Georgia Appeals Court Rules Hemp-Derived Cannabinoids Are Not Controlled Substances

The ruling could pave the way for retailers to begin selling items containing the controversial hemp byproducts.

Hemp's unofficial and very much unwanted legal tour of America rolled into Georgia last week as the state's Court of Appeals handed down its ruling concerning the legal status of products containing hemp-derived cannabinoids.


According to multiple local and national media outlets, last Thursday, the Appeals Court ruled that products with delta-8 THC, delta-10 THC, and other hemp-based cannabinoids are not controlled substances and are thus legal to sell in the state. The decision is a crucial victory for the hemp industry in Georgia and its many advocates and invested stakeholders.
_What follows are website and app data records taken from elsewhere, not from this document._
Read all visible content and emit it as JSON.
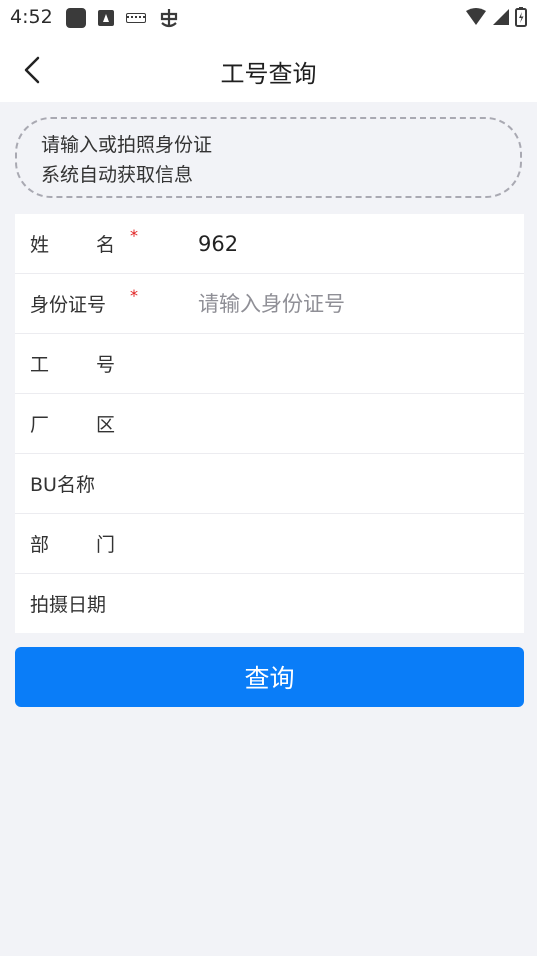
{
  "status_bar": {
    "time": "4:52"
  },
  "nav": {
    "title": "工号查询"
  },
  "scan": {
    "line1": "请输入或拍照身份证",
    "line2": "系统自动获取信息"
  },
  "form": {
    "name_label_a": "姓",
    "name_label_b": "名",
    "name_required": "*",
    "name_value": "962",
    "id_label": "身份证号",
    "id_required": "*",
    "id_placeholder": "请输入身份证号",
    "empno_label_a": "工",
    "empno_label_b": "号",
    "area_label_a": "厂",
    "area_label_b": "区",
    "bu_label": "BU名称",
    "dept_label_a": "部",
    "dept_label_b": "门",
    "date_label": "拍摄日期"
  },
  "actions": {
    "query_label": "查询"
  }
}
The case was brought before the court by the Elements Distribution Company (EDC), which was raided in February 2022 by Gwinnett County officials for selling hemp-derived THC items. EDC supplies vape stores with hemp products, including Delta 8 and 10 THC products typically sold as gummies. It, along with several other businesses, was targeted by the Gwinnett district attorney and local law enforcement as part of a concerted strategy to crack down on hemp-based companies.
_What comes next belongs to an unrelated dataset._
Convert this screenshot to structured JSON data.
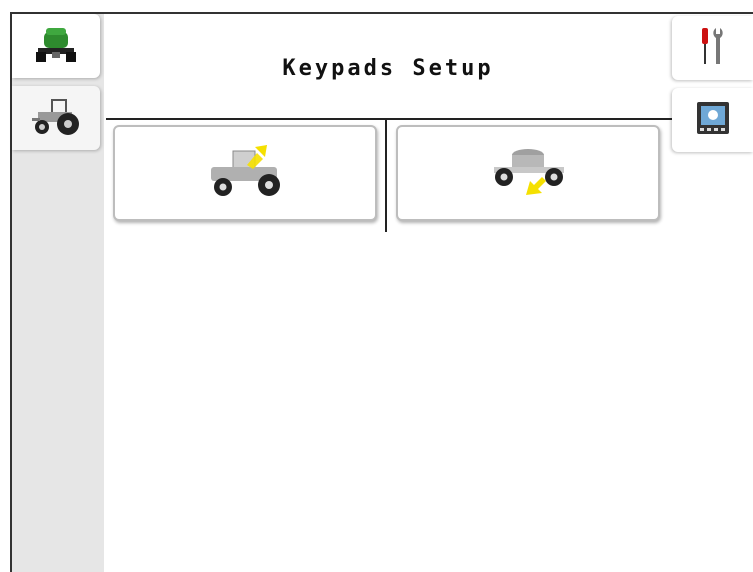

The DA's office still has the choice to appeal the ruling to the Georgia Supreme Court. However, there is no indication that an appeal is forthcoming.


"I think this is a powerful message for folks around Georgia that these are legal products. The Legislature specifically legalized them in 2019, and that law enforcement has no authority to go after businesses that are legally selling these products," EDC's attorney Tom Church told WXIA in reaction to the Court of Appeals decision.
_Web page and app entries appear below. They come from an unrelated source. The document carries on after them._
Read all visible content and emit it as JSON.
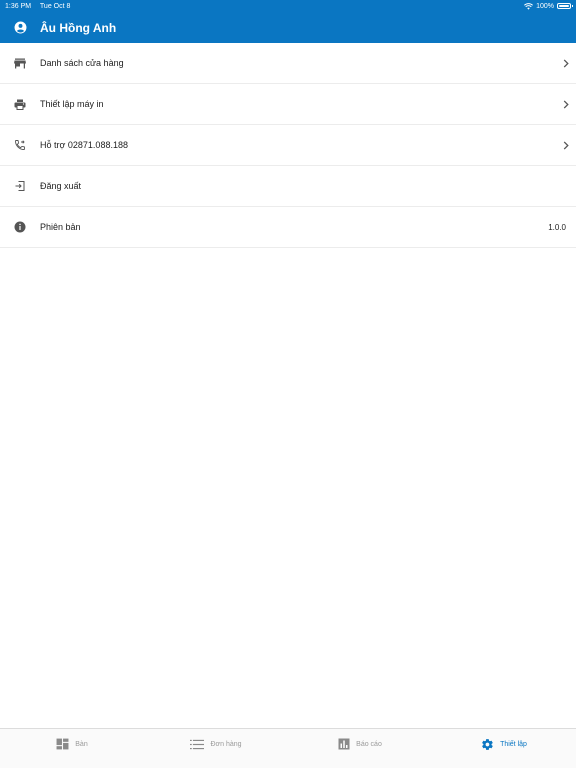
{
  "status_bar": {
    "time": "1:36 PM",
    "date": "Tue Oct 8",
    "battery": "100%"
  },
  "header": {
    "title": "Âu Hồng Anh"
  },
  "menu": {
    "items": [
      {
        "label": "Danh sách cửa hàng",
        "icon": "store-icon",
        "has_chevron": true
      },
      {
        "label": "Thiết lập máy in",
        "icon": "printer-icon",
        "has_chevron": true
      },
      {
        "label": "Hỗ trợ 02871.088.188",
        "icon": "phone-forward-icon",
        "has_chevron": true
      },
      {
        "label": "Đăng xuất",
        "icon": "logout-icon",
        "has_chevron": false
      },
      {
        "label": "Phiên bản",
        "icon": "info-icon",
        "value": "1.0.0"
      }
    ]
  },
  "tabs": [
    {
      "label": "Bàn",
      "icon": "tables-icon",
      "active": false
    },
    {
      "label": "Đơn hàng",
      "icon": "list-icon",
      "active": false
    },
    {
      "label": "Báo cáo",
      "icon": "bar-chart-icon",
      "active": false
    },
    {
      "label": "Thiết lập",
      "icon": "gear-icon",
      "active": true
    }
  ],
  "colors": {
    "primary": "#0a76c2",
    "icon_gray": "#555555",
    "tab_inactive": "#9a9a9a"
  }
}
"I think this is a powerful message for folks around Georgia that these are legal products. The Legislature specifically legalized them in 2019, and that law enforcement has no authority to go after businesses that are legally selling these products."

- Tom Church, attorney representing Elements Distribution Company


The law Church is referencing is the state’s Hemp Farming Act passed in 2019. The statute set up licenses for farming and processing hemp and allows "all products with the federally defined THC level for hemp."


"For the first time in Georgia history, cannabis became explicitly legal as long as it didn't have too much of Delta THC, which is the type of THC that makes users high," Church said.

He also stated that he hopes this ruling sets a precedent for similar cases throughout the state.


"For the first time in Georgia history, cannabis became explicitly legal as long as it didn't have too much of Delta THC, which is the type of THC that makes users high."

- Tom Church, attorney representing Elements Distribution Company


The Georgia Appeals Court ruling is just the latest in a series of legal battles over hemp and its cannabinoid derivatives. Since the beginning of September, judges in Maryland, Arkansas, and Texas temporarily lifted bans on products containing hemp-derived delta-8 THC. Meanwhile, last week a judge in Virginia rejected a request to grant an injunction on a recently enacted state law that imposes severe restrictions on hemp items containing intoxicating levels of THC.


After the passage of the 2018 Farm Bill, which federally legalized hemp, states have taken different approaches to regulating hemp-derived cannabinoids. Many industry activists were hoping that the 2023 iteration of the Farm Bill might finally close all the legal loopholes and vagaries caused by the 2018 version and firmly settle the question of hemp-derived cannabinoids and their legality.


However, due to the House Speaker drama over the past several weeks and an impending government shutdown, several key lawmakers do not believe the Farm Bill will be renewed before the end of the year. Until it is, farmers, manufacturers, and retailers are stuck in a legal and economic limbo.


The recent legal victories in states like Georgia, Texas, Maryland, and Arkansas are encouraging signs for an industry battered and beleaguered on all fronts. But until Congress and regulatory agencies like the U.S. Food and Drug Administration take the issue by the horns and address it finally and effectively, businesses like EDC will be trapped between a legal rock and a financial hard place, a genuinely unfun spot to occupy.